RECORDS FOR PROCESSING »
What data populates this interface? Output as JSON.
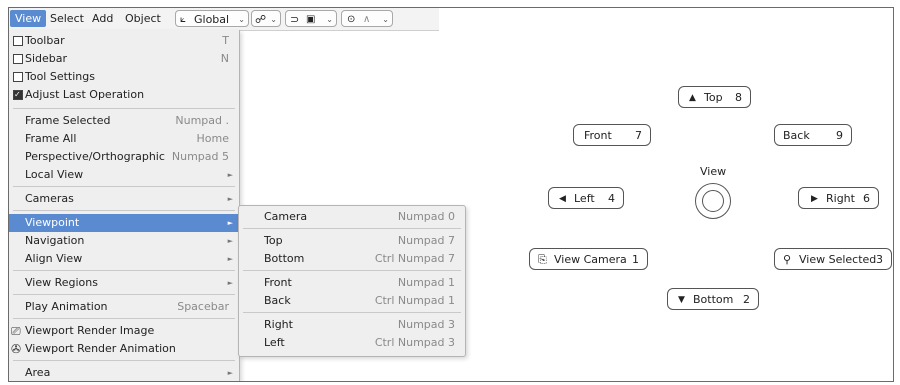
{
  "header": {
    "menus": [
      "View",
      "Select",
      "Add",
      "Object"
    ],
    "orientation": "Global"
  },
  "view_menu": {
    "toolbar": {
      "label": "Toolbar",
      "shortcut": "T",
      "checked": false
    },
    "sidebar": {
      "label": "Sidebar",
      "shortcut": "N",
      "checked": false
    },
    "tool_settings": {
      "label": "Tool Settings",
      "checked": false
    },
    "adjust_last": {
      "label": "Adjust Last Operation",
      "checked": true
    },
    "frame_selected": {
      "label": "Frame Selected",
      "shortcut": "Numpad ."
    },
    "frame_all": {
      "label": "Frame All",
      "shortcut": "Home"
    },
    "persp_ortho": {
      "label": "Perspective/Orthographic",
      "shortcut": "Numpad 5"
    },
    "local_view": {
      "label": "Local View"
    },
    "cameras": {
      "label": "Cameras"
    },
    "viewpoint": {
      "label": "Viewpoint"
    },
    "navigation": {
      "label": "Navigation"
    },
    "align_view": {
      "label": "Align View"
    },
    "view_regions": {
      "label": "View Regions"
    },
    "play_animation": {
      "label": "Play Animation",
      "shortcut": "Spacebar"
    },
    "render_image": {
      "label": "Viewport Render Image"
    },
    "render_animation": {
      "label": "Viewport Render Animation"
    },
    "area": {
      "label": "Area"
    }
  },
  "viewpoint_submenu": {
    "camera": {
      "label": "Camera",
      "shortcut": "Numpad 0"
    },
    "top": {
      "label": "Top",
      "shortcut": "Numpad 7"
    },
    "bottom": {
      "label": "Bottom",
      "shortcut": "Ctrl Numpad 7"
    },
    "front": {
      "label": "Front",
      "shortcut": "Numpad 1"
    },
    "back": {
      "label": "Back",
      "shortcut": "Ctrl Numpad 1"
    },
    "right": {
      "label": "Right",
      "shortcut": "Numpad 3"
    },
    "left": {
      "label": "Left",
      "shortcut": "Ctrl Numpad 3"
    }
  },
  "pie_menu": {
    "title": "View",
    "top": {
      "label": "Top",
      "key": "8"
    },
    "front": {
      "label": "Front",
      "key": "7"
    },
    "back": {
      "label": "Back",
      "key": "9"
    },
    "left": {
      "label": "Left",
      "key": "4"
    },
    "right": {
      "label": "Right",
      "key": "6"
    },
    "view_camera": {
      "label": "View Camera",
      "key": "1"
    },
    "view_selected": {
      "label": "View Selected",
      "key": "3"
    },
    "bottom": {
      "label": "Bottom",
      "key": "2"
    }
  },
  "colors": {
    "highlight": "#5a8ad0",
    "menu_bg": "#efefef"
  }
}
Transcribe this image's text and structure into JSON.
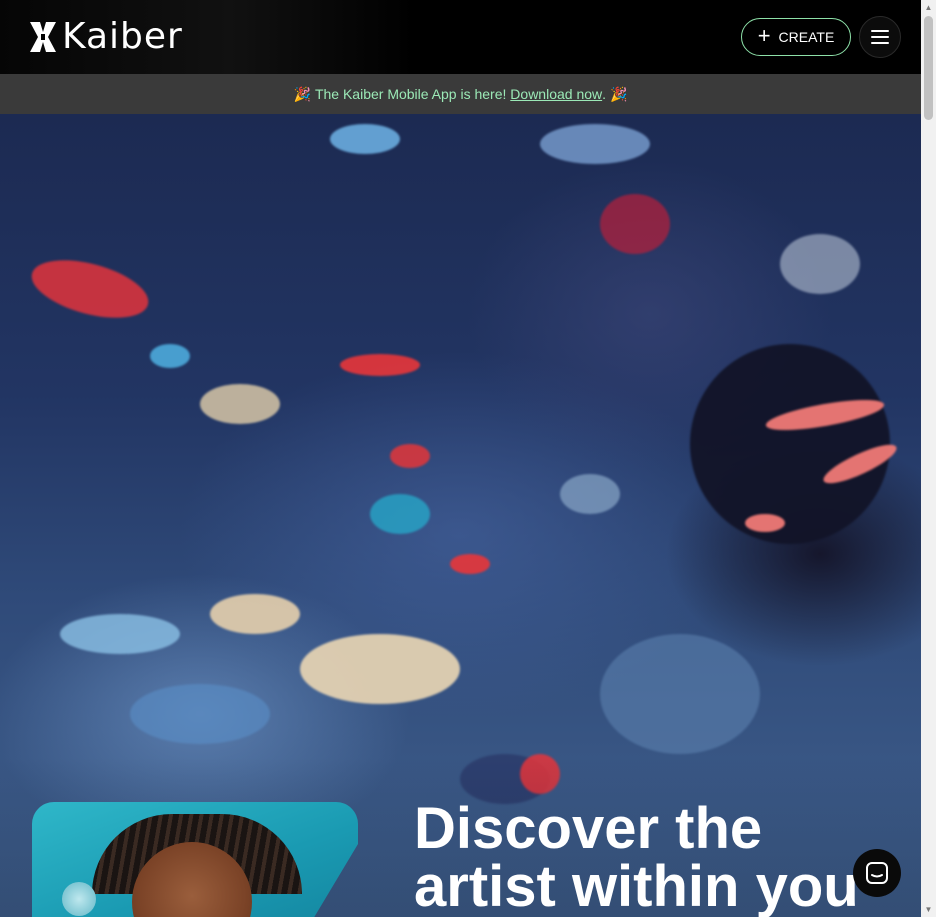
{
  "header": {
    "logo_text": "Kaiber",
    "create_label": "CREATE",
    "plus_icon": "+",
    "menu_icon": "hamburger-menu-icon"
  },
  "announcement": {
    "emoji": "🎉",
    "text": "The Kaiber Mobile App is here!",
    "link_text": "Download now",
    "suffix": "."
  },
  "hero": {
    "title_line1": "Discover the",
    "title_line2": "artist within you"
  },
  "chat": {
    "icon": "chat-icon"
  },
  "colors": {
    "accent": "#8de0a8",
    "announce_bg": "#3a3a3a",
    "announce_text": "#9be9b6"
  }
}
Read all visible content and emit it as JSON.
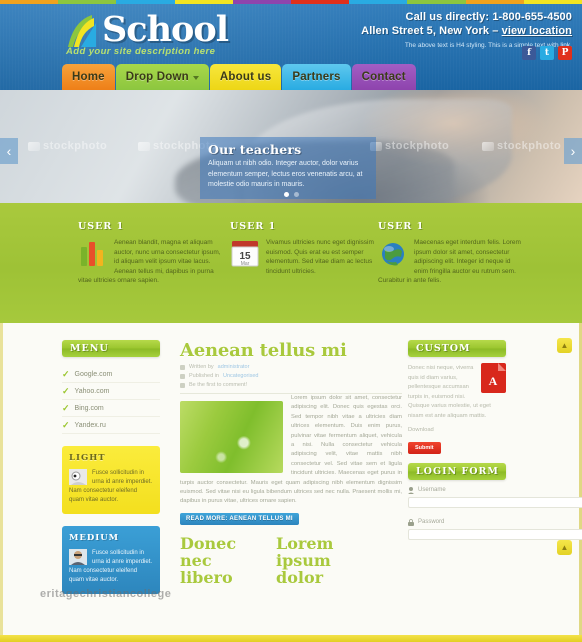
{
  "colors": {
    "header_blue": "#1c6fb4",
    "band_green": "#a9c93d",
    "accent_yellow": "#f3df1e",
    "accent_orange": "#f08a2a",
    "accent_blue": "#3b9fd6",
    "accent_purple": "#8e44ad",
    "accent_red": "#e0301b",
    "body_bg": "#fbfbf6"
  },
  "rainbow": [
    "#f0a21e",
    "#8cc63f",
    "#29abe2",
    "#f2e422",
    "#8e44ad",
    "#e0301b",
    "#29abe2",
    "#8cc63f",
    "#f0a21e",
    "#f2e422"
  ],
  "header": {
    "logo_name": "School",
    "logo_tagline": "Add your site description here",
    "phone_label": "Call us directly:",
    "phone_number": "1-800-655-4500",
    "address": "Allen Street 5, New York",
    "address_separator": "–",
    "address_link": "view location",
    "note_prefix": "The above text is H4 styling. This is a simple text with ",
    "note_link": "link",
    "note_suffix": ".",
    "socials": [
      {
        "name": "facebook-icon",
        "glyph": "f",
        "color": "#3b5998"
      },
      {
        "name": "twitter-icon",
        "glyph": "t",
        "color": "#29abe2"
      },
      {
        "name": "pinterest-icon",
        "glyph": "P",
        "color": "#e0301b"
      }
    ]
  },
  "nav": {
    "items": [
      {
        "label": "Home",
        "color_top": "#f7a33b",
        "color_bottom": "#ee7f18",
        "caret": false
      },
      {
        "label": "Drop Down",
        "color_top": "#a8d84a",
        "color_bottom": "#8cc63f",
        "caret": true
      },
      {
        "label": "About us",
        "color_top": "#f7e73c",
        "color_bottom": "#edd616",
        "caret": false
      },
      {
        "label": "Partners",
        "color_top": "#5ec8ee",
        "color_bottom": "#29abe2",
        "caret": false
      },
      {
        "label": "Contact",
        "color_top": "#a25ec4",
        "color_bottom": "#8e44ad",
        "caret": false
      }
    ]
  },
  "slider": {
    "caption_title": "Our teachers",
    "caption_text": "Aliquam ut nibh odio. Integer auctor, dolor varius elementum semper, lectus eros venenatis arcu, at molestie odio mauris in mauris.",
    "prev_glyph": "‹",
    "next_glyph": "›",
    "watermarks": [
      "stockphoto",
      "stockphoto",
      "stockphoto",
      "stockphoto"
    ],
    "dots": [
      true,
      false
    ]
  },
  "features": [
    {
      "title": "USER 1",
      "icon": "bar-chart-icon",
      "text": "Aenean blandit, magna et aliquam auctor, nunc urna consectetur ipsum, id aliquam velit ipsum vitae lacus. Aenean tellus mi, dapibus in purna vitae ultricies ornare sapien."
    },
    {
      "title": "USER 1",
      "icon": "calendar-icon",
      "calendar_day": "15",
      "calendar_month": "Mar",
      "text": "Vivamus ultricies nunc eget dignissim euismod. Quis erat eu est semper elementum. Sed vitae diam ac lectus tincidunt ultricies."
    },
    {
      "title": "USER 1",
      "icon": "globe-icon",
      "text": "Maecenas eget interdum felis. Lorem ipsum dolor sit amet, consectetur adipiscing elit. Integer id neque id enim fringilla auctor eu rutrum sem. Curabitur in ante felis."
    }
  ],
  "sidebar_left": {
    "menu_title": "MENU",
    "menu_items": [
      "Google.com",
      "Yahoo.com",
      "Bing.com",
      "Yandex.ru"
    ],
    "light_box": {
      "title": "LIGHT",
      "text": "Fusce sollicitudin in urna id anre imperdiet. Nam consectetur eleifend quam vitae auctor."
    },
    "medium_box": {
      "title": "MEDIUM",
      "text": "Fusce sollicitudin in urna id anre imperdiet. Nam consectetur eleifend quam vitae auctor."
    }
  },
  "post": {
    "title": "Aenean tellus mi",
    "meta": [
      {
        "icon": "user-icon",
        "text": "Written by ",
        "link": "administrator"
      },
      {
        "icon": "folder-icon",
        "text": "Published in ",
        "link": "Uncategorised"
      },
      {
        "icon": "comment-icon",
        "text": "Be the first to comment!",
        "link": ""
      }
    ],
    "image_alt": "green-leaf-dew-image",
    "body": "Lorem ipsum dolor sit amet, consectetur adipiscing elit. Donec quis egestas orci. Sed tempor nibh vitae a ultricies diam ultrices elementum. Duis enim purus, pulvinar vitae fermentum aliquet, vehicula a nisi. Nulla consectetur vehicula adipiscing velit, vitae mattis nibh consectetur vel. Sed vitae sem et ligula tincidunt ultricies. Maecenas eget purus in turpis auctor consectetur. Mauris eget quam adipiscing nibh elementum dignissim euismod. Sed vitae nisi eu ligula bibendum ultrices sed nec nulla. Praesent mollis mi, dapibus in purus vitae, ultrices ornare sapien.",
    "read_more": "READ MORE: AENEAN TELLUS MI",
    "sub_headings": [
      "Donec nec libero",
      "Lorem ipsum dolor"
    ]
  },
  "sidebar_right": {
    "custom_title": "CUSTOM",
    "custom_icon": "pdf-file-icon",
    "custom_text": "Donec nisi neque, viverra quis id diam varius, pellentesque accumsan turpis in, euismod nisi. Quisque varius molestie, ut eget nisam est ante aliquam mattis.",
    "download_label": "Download",
    "button_label": "Submit",
    "login_title": "LOGIN FORM",
    "username_label": "Username",
    "username_value": "",
    "password_label": "Password",
    "password_value": ""
  },
  "rail": {
    "top_glyph": "▲",
    "bottom_glyph": "▲"
  },
  "watermark": "eritagechristiancollege"
}
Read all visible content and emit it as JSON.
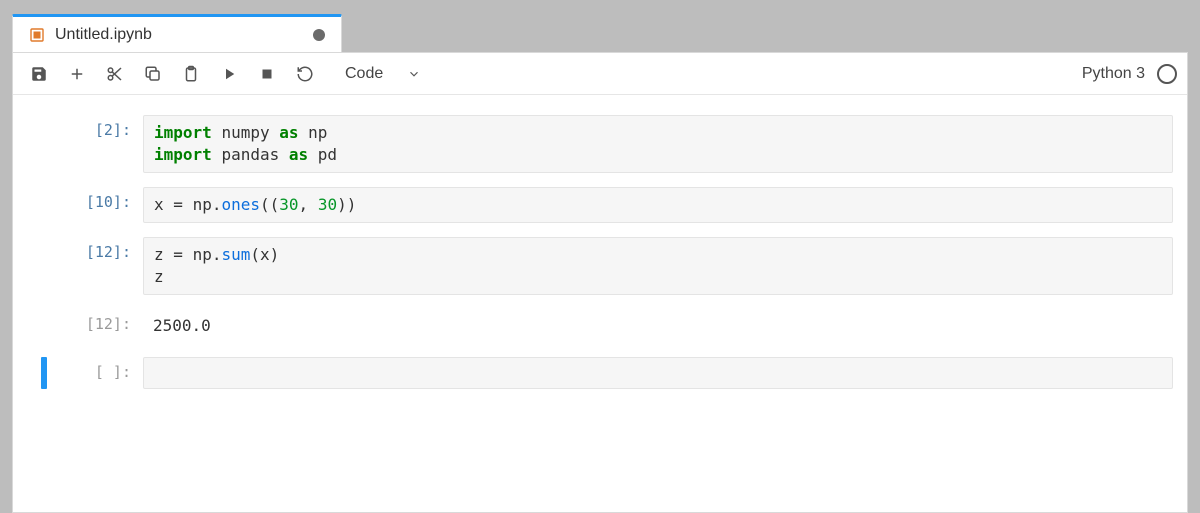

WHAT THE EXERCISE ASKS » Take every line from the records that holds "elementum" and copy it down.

OUTPUT »
    "caption_text": "Aliquam ut nibh odio. Integer auctor, dolor varius elementum semper, lectus eros venenatis arcu, at molestie odio mauris in mauris.",
      "text": "Vivamus ultricies nunc eget dignissim euismod. Quis erat eu est semper elementum. Sed vitae diam ac lectus tincidunt ultricies."
    "body": "Lorem ipsum dolor sit amet, consectetur adipiscing elit. Donec quis egestas orci. Sed tempor nibh vitae a ultricies diam ultrices elementum. Duis enim purus, pulvinar vitae fermentum aliquet, vehicula a nisi. Nulla consectetur vehicula adipiscing velit, vitae mattis nibh consectetur vel. Sed vitae sem et ligula tincidunt ultricies. Maecenas eget purus in turpis auctor consectetur. Mauris eget quam adipiscing nibh elementum dignissim euismod. Sed vitae nisi eu ligula bibendum ultrices sed nec nulla. Praesent mollis mi, dapibus in purus vitae, ultrices ornare sapien.",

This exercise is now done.